# Work order
From the first line to the last, give the records again exactly.

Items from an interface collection
╭──

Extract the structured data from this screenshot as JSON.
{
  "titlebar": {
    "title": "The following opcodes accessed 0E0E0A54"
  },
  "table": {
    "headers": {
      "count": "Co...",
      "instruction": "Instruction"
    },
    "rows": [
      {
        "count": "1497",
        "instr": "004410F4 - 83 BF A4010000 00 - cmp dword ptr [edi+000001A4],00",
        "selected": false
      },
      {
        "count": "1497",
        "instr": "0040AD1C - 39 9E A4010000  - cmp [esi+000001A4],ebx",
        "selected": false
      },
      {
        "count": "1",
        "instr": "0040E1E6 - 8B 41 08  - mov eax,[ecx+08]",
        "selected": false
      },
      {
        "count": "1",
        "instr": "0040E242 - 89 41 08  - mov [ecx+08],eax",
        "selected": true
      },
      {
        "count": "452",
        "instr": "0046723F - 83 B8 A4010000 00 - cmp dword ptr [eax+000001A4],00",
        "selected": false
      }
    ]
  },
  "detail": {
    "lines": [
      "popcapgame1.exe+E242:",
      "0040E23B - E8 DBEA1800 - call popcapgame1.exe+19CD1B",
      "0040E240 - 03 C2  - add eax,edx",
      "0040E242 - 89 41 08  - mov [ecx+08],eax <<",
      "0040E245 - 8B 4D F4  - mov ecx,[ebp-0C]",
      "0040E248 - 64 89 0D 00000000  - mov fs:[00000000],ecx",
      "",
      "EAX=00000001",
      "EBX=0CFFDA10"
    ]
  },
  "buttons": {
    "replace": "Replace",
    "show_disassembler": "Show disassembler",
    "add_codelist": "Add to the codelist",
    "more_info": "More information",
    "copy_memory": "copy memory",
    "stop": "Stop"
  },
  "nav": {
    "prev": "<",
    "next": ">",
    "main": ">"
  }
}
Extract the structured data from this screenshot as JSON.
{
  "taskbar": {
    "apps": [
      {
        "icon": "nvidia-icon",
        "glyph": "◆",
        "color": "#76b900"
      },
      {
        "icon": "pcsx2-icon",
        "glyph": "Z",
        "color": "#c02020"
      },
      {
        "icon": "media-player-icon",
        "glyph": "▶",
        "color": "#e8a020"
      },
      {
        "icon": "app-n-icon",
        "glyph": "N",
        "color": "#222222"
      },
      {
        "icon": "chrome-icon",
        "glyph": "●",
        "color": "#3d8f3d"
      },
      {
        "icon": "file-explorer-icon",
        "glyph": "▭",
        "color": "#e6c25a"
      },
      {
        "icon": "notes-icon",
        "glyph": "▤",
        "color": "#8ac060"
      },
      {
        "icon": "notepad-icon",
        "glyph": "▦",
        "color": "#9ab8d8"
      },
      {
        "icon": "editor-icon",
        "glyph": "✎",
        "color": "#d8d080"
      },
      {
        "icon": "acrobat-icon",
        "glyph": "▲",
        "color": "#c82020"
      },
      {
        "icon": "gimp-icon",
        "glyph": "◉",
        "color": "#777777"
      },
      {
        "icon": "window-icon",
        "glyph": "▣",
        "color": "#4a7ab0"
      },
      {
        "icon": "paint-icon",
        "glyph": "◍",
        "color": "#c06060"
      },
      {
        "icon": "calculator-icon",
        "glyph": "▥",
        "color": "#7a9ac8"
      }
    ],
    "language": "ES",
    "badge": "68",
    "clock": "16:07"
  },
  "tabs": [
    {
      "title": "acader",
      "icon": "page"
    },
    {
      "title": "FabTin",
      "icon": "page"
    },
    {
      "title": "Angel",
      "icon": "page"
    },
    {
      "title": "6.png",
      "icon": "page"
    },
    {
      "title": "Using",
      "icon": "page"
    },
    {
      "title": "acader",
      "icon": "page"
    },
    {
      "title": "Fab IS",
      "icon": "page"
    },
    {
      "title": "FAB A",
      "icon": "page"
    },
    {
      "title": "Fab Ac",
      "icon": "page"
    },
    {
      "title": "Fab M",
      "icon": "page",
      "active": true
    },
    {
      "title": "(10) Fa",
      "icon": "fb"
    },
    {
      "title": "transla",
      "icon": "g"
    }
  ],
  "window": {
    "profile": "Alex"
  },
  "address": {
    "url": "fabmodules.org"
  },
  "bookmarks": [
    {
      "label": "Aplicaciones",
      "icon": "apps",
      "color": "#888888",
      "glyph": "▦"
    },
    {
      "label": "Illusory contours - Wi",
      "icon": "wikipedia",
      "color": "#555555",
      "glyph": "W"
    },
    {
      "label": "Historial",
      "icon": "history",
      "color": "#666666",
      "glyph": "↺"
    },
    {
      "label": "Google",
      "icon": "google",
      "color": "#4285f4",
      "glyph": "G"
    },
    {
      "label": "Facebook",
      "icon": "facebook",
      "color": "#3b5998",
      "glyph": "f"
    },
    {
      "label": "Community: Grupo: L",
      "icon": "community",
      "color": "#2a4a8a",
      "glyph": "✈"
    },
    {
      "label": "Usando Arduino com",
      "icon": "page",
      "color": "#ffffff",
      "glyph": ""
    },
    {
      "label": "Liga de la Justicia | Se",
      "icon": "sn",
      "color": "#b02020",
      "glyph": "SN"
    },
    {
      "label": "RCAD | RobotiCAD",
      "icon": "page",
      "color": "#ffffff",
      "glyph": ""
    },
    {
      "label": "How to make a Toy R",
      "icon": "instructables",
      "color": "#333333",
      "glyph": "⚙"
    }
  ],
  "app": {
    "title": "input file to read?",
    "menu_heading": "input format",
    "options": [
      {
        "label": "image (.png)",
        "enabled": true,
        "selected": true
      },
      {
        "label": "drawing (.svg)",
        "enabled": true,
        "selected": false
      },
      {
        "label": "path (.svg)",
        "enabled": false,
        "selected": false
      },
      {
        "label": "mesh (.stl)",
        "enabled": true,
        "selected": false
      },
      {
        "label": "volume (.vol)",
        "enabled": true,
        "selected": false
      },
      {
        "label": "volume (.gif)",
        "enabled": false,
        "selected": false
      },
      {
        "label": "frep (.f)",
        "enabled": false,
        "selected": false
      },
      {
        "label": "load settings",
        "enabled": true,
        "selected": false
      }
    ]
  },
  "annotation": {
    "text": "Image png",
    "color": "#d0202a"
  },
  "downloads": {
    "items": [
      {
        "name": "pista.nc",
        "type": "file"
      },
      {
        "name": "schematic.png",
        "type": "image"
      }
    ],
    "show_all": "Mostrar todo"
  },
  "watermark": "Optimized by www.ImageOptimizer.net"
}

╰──

# Solved problem
Extract the structured data from this screenshot as JSON.
{
  "titlebar": {
    "title": "The following opcodes accessed 0E0E0A54"
  },
  "table": {
    "headers": {
      "count": "Co...",
      "instruction": "Instruction"
    },
    "rows": [
      {
        "count": "1497",
        "instr": "004410F4 - 83 BF A4010000 00 - cmp dword ptr [edi+000001A4],00",
        "selected": false
      },
      {
        "count": "1497",
        "instr": "0040AD1C - 39 9E A4010000  - cmp [esi+000001A4],ebx",
        "selected": false
      },
      {
        "count": "1",
        "instr": "0040E1E6 - 8B 41 08  - mov eax,[ecx+08]",
        "selected": false
      },
      {
        "count": "1",
        "instr": "0040E242 - 89 41 08  - mov [ecx+08],eax",
        "selected": true
      },
      {
        "count": "452",
        "instr": "0046723F - 83 B8 A4010000 00 - cmp dword ptr [eax+000001A4],00",
        "selected": false
      }
    ]
  },
  "detail": {
    "lines": [
      "popcapgame1.exe+E242:",
      "0040E23B - E8 DBEA1800 - call popcapgame1.exe+19CD1B",
      "0040E240 - 03 C2  - add eax,edx",
      "0040E242 - 89 41 08  - mov [ecx+08],eax <<",
      "0040E245 - 8B 4D F4  - mov ecx,[ebp-0C]",
      "0040E248 - 64 89 0D 00000000  - mov fs:[00000000],ecx",
      "",
      "EAX=00000001",
      "EBX=0CFFDA10"
    ]
  },
  "buttons": {
    "replace": "Replace",
    "show_disassembler": "Show disassembler",
    "add_codelist": "Add to the codelist",
    "more_info": "More information",
    "copy_memory": "copy memory",
    "stop": "Stop"
  },
  "nav": {
    "prev": "<",
    "next": ">",
    "main": ">"
  }
}
Extract the structured data from this screenshot as JSON.
{
  "taskbar": {
    "apps": [
      {
        "icon": "nvidia-icon",
        "glyph": "◆",
        "color": "#76b900"
      },
      {
        "icon": "pcsx2-icon",
        "glyph": "Z",
        "color": "#c02020"
      },
      {
        "icon": "media-player-icon",
        "glyph": "▶",
        "color": "#e8a020"
      },
      {
        "icon": "app-n-icon",
        "glyph": "N",
        "color": "#222222"
      },
      {
        "icon": "chrome-icon",
        "glyph": "●",
        "color": "#3d8f3d"
      },
      {
        "icon": "file-explorer-icon",
        "glyph": "▭",
        "color": "#e6c25a"
      },
      {
        "icon": "notes-icon",
        "glyph": "▤",
        "color": "#8ac060"
      },
      {
        "icon": "notepad-icon",
        "glyph": "▦",
        "color": "#9ab8d8"
      },
      {
        "icon": "editor-icon",
        "glyph": "✎",
        "color": "#d8d080"
      },
      {
        "icon": "acrobat-icon",
        "glyph": "▲",
        "color": "#c82020"
      },
      {
        "icon": "gimp-icon",
        "glyph": "◉",
        "color": "#777777"
      },
      {
        "icon": "window-icon",
        "glyph": "▣",
        "color": "#4a7ab0"
      },
      {
        "icon": "paint-icon",
        "glyph": "◍",
        "color": "#c06060"
      },
      {
        "icon": "calculator-icon",
        "glyph": "▥",
        "color": "#7a9ac8"
      }
    ],
    "language": "ES",
    "badge": "68",
    "clock": "16:07"
  },
  "tabs": [
    {
      "title": "acader",
      "icon": "page"
    },
    {
      "title": "FabTin",
      "icon": "page"
    },
    {
      "title": "Angel",
      "icon": "page"
    },
    {
      "title": "6.png",
      "icon": "page"
    },
    {
      "title": "Using",
      "icon": "page"
    },
    {
      "title": "acader",
      "icon": "page"
    },
    {
      "title": "Fab IS",
      "icon": "page"
    },
    {
      "title": "FAB A",
      "icon": "page"
    },
    {
      "title": "Fab Ac",
      "icon": "page"
    },
    {
      "title": "Fab M",
      "icon": "page",
      "active": true
    },
    {
      "title": "(10) Fa",
      "icon": "fb"
    },
    {
      "title": "transla",
      "icon": "g"
    }
  ],
  "window": {
    "profile": "Alex"
  },
  "address": {
    "url": "fabmodules.org"
  },
  "bookmarks": [
    {
      "label": "Aplicaciones",
      "icon": "apps",
      "color": "#888888",
      "glyph": "▦"
    },
    {
      "label": "Illusory contours - Wi",
      "icon": "wikipedia",
      "color": "#555555",
      "glyph": "W"
    },
    {
      "label": "Historial",
      "icon": "history",
      "color": "#666666",
      "glyph": "↺"
    },
    {
      "label": "Google",
      "icon": "google",
      "color": "#4285f4",
      "glyph": "G"
    },
    {
      "label": "Facebook",
      "icon": "facebook",
      "color": "#3b5998",
      "glyph": "f"
    },
    {
      "label": "Community: Grupo: L",
      "icon": "community",
      "color": "#2a4a8a",
      "glyph": "✈"
    },
    {
      "label": "Usando Arduino com",
      "icon": "page",
      "color": "#ffffff",
      "glyph": ""
    },
    {
      "label": "Liga de la Justicia | Se",
      "icon": "sn",
      "color": "#b02020",
      "glyph": "SN"
    },
    {
      "label": "RCAD | RobotiCAD",
      "icon": "page",
      "color": "#ffffff",
      "glyph": ""
    },
    {
      "label": "How to make a Toy R",
      "icon": "instructables",
      "color": "#333333",
      "glyph": "⚙"
    }
  ],
  "app": {
    "title": "input file to read?",
    "menu_heading": "input format",
    "options": [
      {
        "label": "image (.png)",
        "enabled": true,
        "selected": true
      },
      {
        "label": "drawing (.svg)",
        "enabled": true,
        "selected": false
      },
      {
        "label": "path (.svg)",
        "enabled": false,
        "selected": false
      },
      {
        "label": "mesh (.stl)",
        "enabled": true,
        "selected": false
      },
      {
        "label": "volume (.vol)",
        "enabled": true,
        "selected": false
      },
      {
        "label": "volume (.gif)",
        "enabled": false,
        "selected": false
      },
      {
        "label": "frep (.f)",
        "enabled": false,
        "selected": false
      },
      {
        "label": "load settings",
        "enabled": true,
        "selected": false
      }
    ]
  },
  "annotation": {
    "text": "Image png",
    "color": "#d0202a"
  },
  "downloads": {
    "items": [
      {
        "name": "pista.nc",
        "type": "file"
      },
      {
        "name": "schematic.png",
        "type": "image"
      }
    ],
    "show_all": "Mostrar todo"
  },
  "watermark": "Optimized by www.ImageOptimizer.net"
}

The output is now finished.